- _What you will do_
Find every line below with the word "title" in it, and copy each one.

(Data about app and page elements)
────────────────────────────────────────
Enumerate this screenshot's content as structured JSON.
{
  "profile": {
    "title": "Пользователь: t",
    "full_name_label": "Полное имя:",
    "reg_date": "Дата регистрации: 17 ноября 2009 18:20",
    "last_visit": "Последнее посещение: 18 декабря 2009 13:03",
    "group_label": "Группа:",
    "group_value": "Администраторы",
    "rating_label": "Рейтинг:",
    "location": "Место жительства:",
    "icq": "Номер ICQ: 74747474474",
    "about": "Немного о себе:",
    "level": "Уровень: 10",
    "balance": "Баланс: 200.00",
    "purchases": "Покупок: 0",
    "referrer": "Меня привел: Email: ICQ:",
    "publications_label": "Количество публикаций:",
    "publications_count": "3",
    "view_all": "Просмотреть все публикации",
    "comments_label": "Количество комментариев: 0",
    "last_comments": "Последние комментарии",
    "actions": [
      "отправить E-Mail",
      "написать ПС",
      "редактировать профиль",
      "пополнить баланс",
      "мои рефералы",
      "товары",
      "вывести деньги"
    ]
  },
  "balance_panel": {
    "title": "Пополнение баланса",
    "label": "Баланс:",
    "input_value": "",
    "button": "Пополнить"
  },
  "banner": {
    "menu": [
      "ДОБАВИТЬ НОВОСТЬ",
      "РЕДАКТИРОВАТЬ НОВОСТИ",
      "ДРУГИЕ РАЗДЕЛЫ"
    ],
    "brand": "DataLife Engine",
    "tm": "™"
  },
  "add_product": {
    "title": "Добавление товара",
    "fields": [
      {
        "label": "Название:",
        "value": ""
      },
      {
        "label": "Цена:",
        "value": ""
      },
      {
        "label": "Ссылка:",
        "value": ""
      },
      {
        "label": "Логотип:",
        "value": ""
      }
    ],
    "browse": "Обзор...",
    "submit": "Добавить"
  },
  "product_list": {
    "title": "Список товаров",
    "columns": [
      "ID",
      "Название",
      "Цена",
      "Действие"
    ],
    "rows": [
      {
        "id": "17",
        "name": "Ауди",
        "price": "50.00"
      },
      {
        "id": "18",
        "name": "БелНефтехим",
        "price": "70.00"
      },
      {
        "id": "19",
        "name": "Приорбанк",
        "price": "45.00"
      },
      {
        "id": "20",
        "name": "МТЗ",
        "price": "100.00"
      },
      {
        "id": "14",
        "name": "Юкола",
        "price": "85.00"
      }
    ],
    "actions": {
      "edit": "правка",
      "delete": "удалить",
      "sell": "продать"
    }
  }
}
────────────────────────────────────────
- _Your response_
    "title": "Пользователь: t",
    "title": "Пополнение баланса",
    "title": "Добавление товара",
    "title": "Список товаров",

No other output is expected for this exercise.